How to complete this task = Return the data below unchanged, without images.

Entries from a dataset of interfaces
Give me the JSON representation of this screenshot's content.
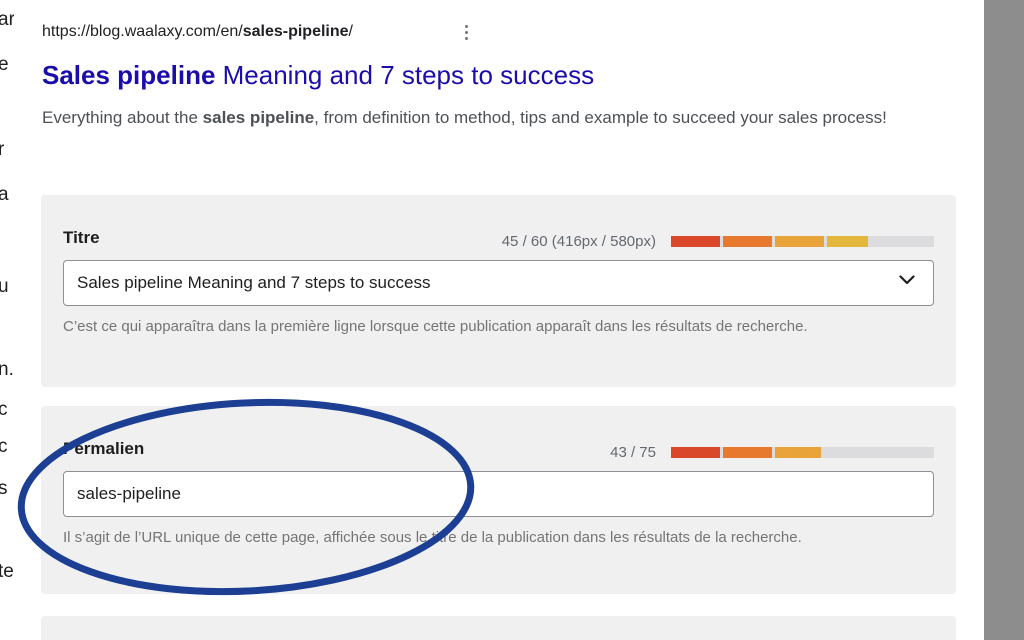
{
  "background_page": {
    "edge_fragments": [
      "ar",
      "e",
      "r",
      "a",
      "u",
      "n.",
      "c",
      "c",
      "s",
      "te"
    ]
  },
  "serp_preview": {
    "url_prefix": "https://blog.waalaxy.com/en/",
    "url_slug": "sales-pipeline",
    "url_suffix": "/",
    "title_bold": "Sales pipeline",
    "title_rest": " Meaning and 7 steps to success",
    "desc_before": "Everything about the ",
    "desc_bold": "sales pipeline",
    "desc_after": ", from definition to method, tips and example to succeed your sales process!",
    "menu_icon": "more-vertical-icon"
  },
  "title_field": {
    "label": "Titre",
    "counter": "45 / 60 (416px / 580px)",
    "value": "Sales pipeline Meaning and 7 steps to success",
    "help": "C’est ce qui apparaîtra dans la première ligne lorsque cette publication apparaît dans les résultats de recherche.",
    "progress": 0.75,
    "dropdown_icon": "chevron-down-icon"
  },
  "permalink_field": {
    "label": "Permalien",
    "counter": "43 / 75",
    "value": "sales-pipeline",
    "help": "Il s’agit de l’URL unique de cette page, affichée sous le titre de la publication dans les résultats de la recherche.",
    "progress": 0.57
  },
  "colors": {
    "link_blue": "#1a0dab",
    "annotation_blue": "#1c3f94",
    "meter_segments": [
      "#d9482b",
      "#e6792e",
      "#e8a33a",
      "#e3b73c",
      "#9ab83a"
    ]
  }
}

Written solution =
Give me the JSON representation of this screenshot's content.
{
  "background_page": {
    "edge_fragments": [
      "ar",
      "e",
      "r",
      "a",
      "u",
      "n.",
      "c",
      "c",
      "s",
      "te"
    ]
  },
  "serp_preview": {
    "url_prefix": "https://blog.waalaxy.com/en/",
    "url_slug": "sales-pipeline",
    "url_suffix": "/",
    "title_bold": "Sales pipeline",
    "title_rest": " Meaning and 7 steps to success",
    "desc_before": "Everything about the ",
    "desc_bold": "sales pipeline",
    "desc_after": ", from definition to method, tips and example to succeed your sales process!",
    "menu_icon": "more-vertical-icon"
  },
  "title_field": {
    "label": "Titre",
    "counter": "45 / 60 (416px / 580px)",
    "value": "Sales pipeline Meaning and 7 steps to success",
    "help": "C’est ce qui apparaîtra dans la première ligne lorsque cette publication apparaît dans les résultats de recherche.",
    "progress": 0.75,
    "dropdown_icon": "chevron-down-icon"
  },
  "permalink_field": {
    "label": "Permalien",
    "counter": "43 / 75",
    "value": "sales-pipeline",
    "help": "Il s’agit de l’URL unique de cette page, affichée sous le titre de la publication dans les résultats de la recherche.",
    "progress": 0.57
  },
  "colors": {
    "link_blue": "#1a0dab",
    "annotation_blue": "#1c3f94",
    "meter_segments": [
      "#d9482b",
      "#e6792e",
      "#e8a33a",
      "#e3b73c",
      "#9ab83a"
    ]
  }
}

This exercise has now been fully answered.